Indonesia's pious Muslims boost Islamic finance
Nurhidayati is an enterprising businesswoman. The 28-year-old has been running a garment company with her husband Endri, making clothes for the Indonesian army for the past few years.
It's a lucrative contract, but one that requires large upfront capital in order for her to expand.
But borrowing money from a commercial bank just did not sit well with her.
"I needed cash for my business and for a new house that we wanted to buy," the devout young Muslim told me at the central Jakarta branch of Islamic bank, Bank Jabar Banten Syariah, as she adjusted her bright pink headscarf.
"But I've always been taught to avoid bank interest because it is forbidden in Islam. The other good thing about Islamic banks is that no matter how small your deposit, your money won't be reduced by bank charges."
Nurhidayati and her husband are among the Indonesian Islamic finance customers that have helped this industry grow by 40% a year.
Indonesia is the world's most populous Muslim nation, with close to 90% of the 250 million population Muslim.

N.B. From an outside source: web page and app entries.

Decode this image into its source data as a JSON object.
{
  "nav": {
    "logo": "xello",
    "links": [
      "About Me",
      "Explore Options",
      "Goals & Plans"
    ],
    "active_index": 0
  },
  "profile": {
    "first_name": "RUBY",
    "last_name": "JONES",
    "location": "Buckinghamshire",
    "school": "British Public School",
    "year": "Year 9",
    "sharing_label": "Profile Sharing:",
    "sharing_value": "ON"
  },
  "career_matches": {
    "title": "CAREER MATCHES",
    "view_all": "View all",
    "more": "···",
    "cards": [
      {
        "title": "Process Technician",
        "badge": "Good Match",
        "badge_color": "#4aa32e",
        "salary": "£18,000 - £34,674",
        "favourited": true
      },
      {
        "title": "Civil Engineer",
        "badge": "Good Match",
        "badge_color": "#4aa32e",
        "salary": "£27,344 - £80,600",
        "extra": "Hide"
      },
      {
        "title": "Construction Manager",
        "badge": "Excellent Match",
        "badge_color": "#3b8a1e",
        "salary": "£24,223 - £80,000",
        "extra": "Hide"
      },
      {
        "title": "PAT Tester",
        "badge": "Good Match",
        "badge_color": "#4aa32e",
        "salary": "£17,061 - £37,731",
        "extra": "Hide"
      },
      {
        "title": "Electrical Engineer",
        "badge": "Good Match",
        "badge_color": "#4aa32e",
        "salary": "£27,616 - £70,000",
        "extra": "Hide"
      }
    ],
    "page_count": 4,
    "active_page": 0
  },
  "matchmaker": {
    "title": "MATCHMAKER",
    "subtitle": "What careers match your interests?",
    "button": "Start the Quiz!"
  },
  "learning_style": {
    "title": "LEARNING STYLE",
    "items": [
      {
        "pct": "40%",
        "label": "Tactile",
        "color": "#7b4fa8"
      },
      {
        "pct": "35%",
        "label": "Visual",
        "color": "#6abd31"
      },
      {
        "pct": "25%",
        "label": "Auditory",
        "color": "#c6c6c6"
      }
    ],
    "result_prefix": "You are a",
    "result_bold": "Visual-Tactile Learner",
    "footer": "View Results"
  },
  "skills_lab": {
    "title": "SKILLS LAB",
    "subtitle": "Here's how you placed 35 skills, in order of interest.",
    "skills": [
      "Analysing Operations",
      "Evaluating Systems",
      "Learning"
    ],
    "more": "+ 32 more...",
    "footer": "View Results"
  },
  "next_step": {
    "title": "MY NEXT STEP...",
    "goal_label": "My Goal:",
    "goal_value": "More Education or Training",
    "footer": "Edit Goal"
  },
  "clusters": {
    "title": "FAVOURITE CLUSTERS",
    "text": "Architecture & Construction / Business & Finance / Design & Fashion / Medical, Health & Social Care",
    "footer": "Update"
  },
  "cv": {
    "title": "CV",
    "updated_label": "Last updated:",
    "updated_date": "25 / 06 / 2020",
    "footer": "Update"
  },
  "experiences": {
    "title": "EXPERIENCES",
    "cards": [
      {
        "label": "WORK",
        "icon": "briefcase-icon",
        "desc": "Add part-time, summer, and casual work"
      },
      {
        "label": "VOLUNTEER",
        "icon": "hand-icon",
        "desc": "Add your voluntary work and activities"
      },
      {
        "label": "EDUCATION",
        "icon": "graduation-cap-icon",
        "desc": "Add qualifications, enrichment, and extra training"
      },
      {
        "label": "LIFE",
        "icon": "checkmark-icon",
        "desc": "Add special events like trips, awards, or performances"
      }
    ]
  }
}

Although the country is secular, Islam plays a big role in daily life. Analysts say over the last few years there has been a marked increase in the piety of Indonesian Muslims.
This has been reflected, they say, in the way people dress, how much more regularly they go to the mosque - even in the way they choose to bank.
This increased piousness has led to a demand for the services of Islamic or Sharia banks in Indonesia.
Islamic or Sharia banks are financial institutions that are consistent with the principles of Islamic or Sharia.
That means you aren't allowed to accept interest or charge fees on loans, and that you can only invest in businesses that are not considered sinful.
The practice only started in Indonesia about a decade ago and has been competing with the more traditional forms of commercial banking.
"We're very satisfied with the growth of Islamic banking in Indonesia - it is growing by 40% a year," Riawan Amin, the head of Indonesia's Islamic Banking Association told me.
"But as a country that claims to be one of the biggest Muslim nations, the market share that Islamic banks have is only 4% of the total banking system," he added.
"That's still very small. The conventional banking system has been around for more than 100 years in Indonesia.
"The country is so big so you need a lot of branches to have a presence here. And up till now Islamic banks only have about 1,500 branches in the country in comparison to the tens of thousands that other banks have. But the potential here is huge."
Islamic banking insists on ethical investments, which is why solar power projects - considered "green investments" - can raise huge amounts of money through Islamic finance.
The Australian-based power firm, the Solar Guys, plans on building five solar-powered stations across the Indonesian archipelago.
It has already secured a memorandum of understanding with the Indonesian government and is in the process of talking to provincial governments.
The company has also raised all the money it says it needs for the project - $500m (£310m; 383m euros) - all through Islamic finance.
But the money is coming from Malaysia and the Middle East - not Indonesia.
"Malaysia has already developed their Islamic finance industry for some time now," M Rusydi, an Islamic financial consultant with the Solar Guys told me.
"They haven't just focused on the retail banking side of the business - but they've also focused on the corporate and commercial sectors, infrastructure and project development.
"Judging from their experience we thought it made sense to structure our Islamic Sukuk bond and issue it in Malaysia."
Experts say Indonesia is poised to see a huge boom in Islamic banking.
Many banks who have ventured into this industry have seen spectacular growth over the last few years.
But critics say that in order for Islamic finance to truly take off in the world's most populous Muslim nation, the government needs to do more to encourage the maturing of this industry.